PETALING JAYA: A poll conducted by Kajidata Research has found that those in the lower income group are more likely to vote for Barisan Nasional (BN)-PAS than Pakatan Harapan (PH).
In a statement today, Kajidata, which specialises in market, commercial and socio-political intelligence, said its findings were based on a survey of 1,007 Malaysians nationwide above the age of 21 at the end of March.
The respondents were selected based on random stratified sampling along ethnicity, gender, age and state lines.
The report found that while there is a lot of negativity towards PH, in particular its performance and management of the economy, as well as the direction the country, there are also silver linings for the ruling coalition.
On the plus side, it found that 42% are satisfied with Prime Minister Dr Mahathir Mohamad’s performance, compared to 37% who are dissatisfied.
“Forty percent prefer to vote for PH which is bigger than for PAS (16%) or BN (15%), so PH still has bigger support than that of BN and PAS combined.”
It also found that PH still commands solid support in the states it controls, as well as support in Sarawak, which it said bodes well for its chances in the coming state election.
But it noted that 42% of Malaysians believe that the country is headed in the wrong direction compared to 35% who think otherwise.
Some 39% are unhappy with PH’s performance and only 37% are happy, while 43% are unhappy with PH’s management of the economy and only 33% are happy.
Kajidata also found that 38% of youth prefer to vote for BN and PAS combined compared to only 33% for PH.
Notably, some 38% of low-income voters prefer to vote for BN and PAS combined compared to 31% for PH. High-income earners are also polarised, but a majority 51% still prefer PH.
“For low-income voters, there is a strong inverse correlation between economic distress and likelihood of supporting PH,” it said.
The results of the poll, Kajidata said, suggested that while many are disappointed with the performance of PH, people still see it as the most viable government compared to the alternative of BN and PAS.
“PH may find it difficult to persuade Malay-Muslim voters that it and in particular, DAP, are friendly towards their interests but it may be easier and sufficient to convince them that their economic interests are taken care of.”

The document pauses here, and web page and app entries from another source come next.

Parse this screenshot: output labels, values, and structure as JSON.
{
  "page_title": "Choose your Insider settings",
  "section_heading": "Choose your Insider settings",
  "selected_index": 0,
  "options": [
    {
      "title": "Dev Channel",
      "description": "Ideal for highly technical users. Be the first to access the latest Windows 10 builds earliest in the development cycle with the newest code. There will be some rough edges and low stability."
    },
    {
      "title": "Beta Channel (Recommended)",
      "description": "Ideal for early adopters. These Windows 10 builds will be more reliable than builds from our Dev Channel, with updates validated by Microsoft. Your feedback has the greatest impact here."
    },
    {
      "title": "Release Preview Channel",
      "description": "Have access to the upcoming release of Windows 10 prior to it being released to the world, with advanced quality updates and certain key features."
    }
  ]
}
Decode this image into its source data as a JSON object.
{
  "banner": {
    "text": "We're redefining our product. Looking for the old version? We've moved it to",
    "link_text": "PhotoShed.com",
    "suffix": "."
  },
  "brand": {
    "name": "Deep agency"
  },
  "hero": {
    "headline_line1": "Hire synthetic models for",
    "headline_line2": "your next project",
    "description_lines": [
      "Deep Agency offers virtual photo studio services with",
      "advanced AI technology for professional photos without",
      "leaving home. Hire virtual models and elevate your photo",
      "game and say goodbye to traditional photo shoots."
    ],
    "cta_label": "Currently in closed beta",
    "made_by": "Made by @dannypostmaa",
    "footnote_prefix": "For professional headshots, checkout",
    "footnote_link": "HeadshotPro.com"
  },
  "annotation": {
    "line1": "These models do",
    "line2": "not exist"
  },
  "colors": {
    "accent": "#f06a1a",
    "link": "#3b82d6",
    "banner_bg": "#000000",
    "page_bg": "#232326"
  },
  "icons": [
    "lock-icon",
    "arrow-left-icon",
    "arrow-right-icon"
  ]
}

It added that the economic well-being of the people is one of the most significant factors in determining political allegiance.
“Policies that reduce the cost of living, raise wages via productivity gains and maintain or even increase the purchasing power of the ringgit should be vigorously pursued.”